For part one, click here.

As Northwestern Athletic Director Jim Phillips aggressively pursues the idea of joining forces with the Chicago Cubs to stage a football game between his Northwestern Wildcats and their rival, the University of Illinois at Wrigley Field, it reminds me of how I once heard Phillips described.  The head coach of NU’s baseball team, Paul Stevens explained Phillips’ influence on the Wildcat athletic community. “He has made a major difference in how he goes about taking care of the teams. I think this event (a NU-Notre Dame baseball game at U.S. Cellular Field) is evident of what this gentleman is talking about when he talks about world class experiences. He does not know the word no. He will go out and try to give you the best opportunity to showcase your program and this was a great venue for that.”nupractice1

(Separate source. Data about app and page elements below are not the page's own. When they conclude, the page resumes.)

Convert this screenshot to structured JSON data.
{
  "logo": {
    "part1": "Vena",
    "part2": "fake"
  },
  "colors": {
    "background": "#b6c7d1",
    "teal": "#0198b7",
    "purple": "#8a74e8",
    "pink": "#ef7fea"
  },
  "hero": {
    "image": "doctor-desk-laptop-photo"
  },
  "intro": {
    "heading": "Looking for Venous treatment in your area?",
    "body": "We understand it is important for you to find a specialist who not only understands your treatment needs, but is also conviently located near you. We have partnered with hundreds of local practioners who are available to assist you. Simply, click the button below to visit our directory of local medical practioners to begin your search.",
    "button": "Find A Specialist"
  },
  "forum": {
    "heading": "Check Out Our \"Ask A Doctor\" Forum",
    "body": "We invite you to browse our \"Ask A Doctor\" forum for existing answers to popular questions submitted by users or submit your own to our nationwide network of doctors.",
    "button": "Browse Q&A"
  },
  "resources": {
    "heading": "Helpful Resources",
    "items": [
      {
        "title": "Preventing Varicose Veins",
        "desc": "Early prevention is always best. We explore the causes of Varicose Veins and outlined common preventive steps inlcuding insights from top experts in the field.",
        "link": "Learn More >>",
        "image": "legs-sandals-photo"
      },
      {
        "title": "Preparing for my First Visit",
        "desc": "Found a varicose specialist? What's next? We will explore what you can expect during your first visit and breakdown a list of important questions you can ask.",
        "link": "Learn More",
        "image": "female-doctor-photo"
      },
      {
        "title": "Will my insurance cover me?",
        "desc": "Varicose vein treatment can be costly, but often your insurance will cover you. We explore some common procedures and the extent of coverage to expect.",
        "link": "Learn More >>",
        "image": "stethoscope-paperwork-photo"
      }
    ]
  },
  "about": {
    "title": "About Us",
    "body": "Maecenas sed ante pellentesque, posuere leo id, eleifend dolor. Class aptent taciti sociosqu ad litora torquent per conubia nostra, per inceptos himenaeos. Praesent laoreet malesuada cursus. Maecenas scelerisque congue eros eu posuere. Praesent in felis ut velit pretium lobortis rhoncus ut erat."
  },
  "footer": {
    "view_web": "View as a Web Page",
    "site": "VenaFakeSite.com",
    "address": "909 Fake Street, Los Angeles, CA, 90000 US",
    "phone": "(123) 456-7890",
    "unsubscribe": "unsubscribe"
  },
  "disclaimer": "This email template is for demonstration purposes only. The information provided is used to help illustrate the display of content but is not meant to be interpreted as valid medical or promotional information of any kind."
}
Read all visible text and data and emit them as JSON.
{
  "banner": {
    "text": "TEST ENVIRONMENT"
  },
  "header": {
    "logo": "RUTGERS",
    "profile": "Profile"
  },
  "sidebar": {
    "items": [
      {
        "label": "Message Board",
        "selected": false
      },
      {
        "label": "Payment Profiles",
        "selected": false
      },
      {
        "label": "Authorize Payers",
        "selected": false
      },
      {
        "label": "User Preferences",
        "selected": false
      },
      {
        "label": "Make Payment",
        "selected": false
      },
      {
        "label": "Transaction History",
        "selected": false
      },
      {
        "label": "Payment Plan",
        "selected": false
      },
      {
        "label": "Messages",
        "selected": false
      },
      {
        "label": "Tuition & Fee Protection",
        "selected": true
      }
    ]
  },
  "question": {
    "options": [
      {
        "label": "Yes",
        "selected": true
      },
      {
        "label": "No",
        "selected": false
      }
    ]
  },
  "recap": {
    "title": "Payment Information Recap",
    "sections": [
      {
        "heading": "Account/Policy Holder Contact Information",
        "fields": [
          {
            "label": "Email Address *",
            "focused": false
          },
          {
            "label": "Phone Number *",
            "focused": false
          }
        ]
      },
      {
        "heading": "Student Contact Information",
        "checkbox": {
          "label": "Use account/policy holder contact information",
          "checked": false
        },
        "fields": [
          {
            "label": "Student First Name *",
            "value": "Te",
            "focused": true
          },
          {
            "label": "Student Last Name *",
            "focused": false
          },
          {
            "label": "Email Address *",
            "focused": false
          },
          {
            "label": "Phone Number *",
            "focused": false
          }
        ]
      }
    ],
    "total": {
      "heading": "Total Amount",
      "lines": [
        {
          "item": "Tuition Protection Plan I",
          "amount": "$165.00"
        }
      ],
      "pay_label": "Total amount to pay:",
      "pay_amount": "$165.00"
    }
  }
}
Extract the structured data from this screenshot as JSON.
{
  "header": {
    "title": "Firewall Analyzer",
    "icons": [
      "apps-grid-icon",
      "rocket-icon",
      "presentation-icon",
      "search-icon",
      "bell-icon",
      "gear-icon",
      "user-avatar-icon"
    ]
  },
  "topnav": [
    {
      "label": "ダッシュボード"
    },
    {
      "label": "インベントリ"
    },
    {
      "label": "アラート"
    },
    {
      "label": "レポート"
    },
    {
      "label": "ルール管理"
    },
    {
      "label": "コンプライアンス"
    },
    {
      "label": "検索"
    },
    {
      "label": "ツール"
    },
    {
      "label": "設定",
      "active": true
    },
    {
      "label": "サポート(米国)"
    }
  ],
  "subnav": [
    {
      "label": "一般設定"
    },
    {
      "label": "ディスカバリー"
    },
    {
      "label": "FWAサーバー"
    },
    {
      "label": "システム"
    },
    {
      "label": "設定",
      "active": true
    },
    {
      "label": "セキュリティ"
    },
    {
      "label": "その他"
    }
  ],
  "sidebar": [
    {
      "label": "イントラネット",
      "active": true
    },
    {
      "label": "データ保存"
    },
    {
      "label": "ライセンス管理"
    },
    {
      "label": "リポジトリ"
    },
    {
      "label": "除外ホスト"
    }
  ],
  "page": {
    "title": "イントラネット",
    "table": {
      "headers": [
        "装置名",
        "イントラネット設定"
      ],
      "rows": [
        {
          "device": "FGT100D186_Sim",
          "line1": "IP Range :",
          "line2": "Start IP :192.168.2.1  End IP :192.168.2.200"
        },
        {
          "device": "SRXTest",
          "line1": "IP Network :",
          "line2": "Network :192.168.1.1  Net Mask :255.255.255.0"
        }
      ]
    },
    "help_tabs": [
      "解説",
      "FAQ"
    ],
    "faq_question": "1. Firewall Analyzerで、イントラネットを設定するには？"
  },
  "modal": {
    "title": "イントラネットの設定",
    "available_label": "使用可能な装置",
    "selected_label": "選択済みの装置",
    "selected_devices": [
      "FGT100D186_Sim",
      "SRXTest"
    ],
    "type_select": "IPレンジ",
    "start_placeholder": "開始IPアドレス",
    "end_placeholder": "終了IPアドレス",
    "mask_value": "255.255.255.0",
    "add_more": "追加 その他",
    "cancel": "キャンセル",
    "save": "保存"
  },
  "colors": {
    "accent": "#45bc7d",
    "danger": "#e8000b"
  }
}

The plans for Wildcat football at Wrigley Field are still in the beginning stages, but Phillips has already given lots of attention to heightening the Prairie State’s premier rivalry. “We have a new trophy, replacing the tomahawk. It’s a good rivalry, a healthy one that’s only going to get better, and it makes sense given the geography and alumni in the area. Ron Guenther is a tremendous Athletic Director, I have a lot of respect for him, he’s certainly someone I’ve watched from a far as I was working my way up the ranks of college athletics, and he feels the same way about the rivalry,” Phillips said.

This year, the two teams will play November 14th for the Land of Lincoln trophy. Phillips has history both sides of the rivalry, he’s a University of Illinois graduate, and he also grew up on the Northwest side of the city in the Portage Park neighborhood. The first college football games he went to were at Northwestern, and he grew up a Northwestern fan. At NU, many of the teams under his watch have had success. It all starts with Women’s Lacrosse who continued their dominance of this decade finishing a perfect 2009 with their fifth straight NCAA Lacrosse Championship. There’s also softball (Big Ten regular season and tournament champions) and men’s basketball is improving (first NIT appearance in 10 years, win over a top ten ranked team in 15 and finished one win shy of the school record).
But Football is the most beloved and most important. Its once-a-week seriousness treats every game as if we are going off to war.

“I think you’re right, and the numbers show it all across the country, the point of view here, I can’t speak for other anywhere else, but it’s the engine that drives us. We have 18 other sports that benefit from the residual of football- from a financial standpoint, from a spirit and fan support standpoint, from a media coverage standpoint, I just think that football has a different place.

I think the stadiums reflect that, you don’t see basketball arenas being built to serve 60,000 people but you see that in football because there’s a demand for it. Look at what they Michigan, Ohio State did with their stadiums, and that would be our hopes here. That’s what you have to strive for: to get to that point where you need the extra seating,” Phillips said. jim_phillips_-_nu_athletic_director1

I also asked him his thoughts on my theory that although baseball is the alleged “national pastime,” but football is actually our true national game and it’s the sport which is actually most indicative of our culture.

“Your point is a really good one, there seems to be a connection with American society and what football represents in our country. No diminishing baseball, it’s a great sport, but I think they’re obviously 2 different entities,” he said.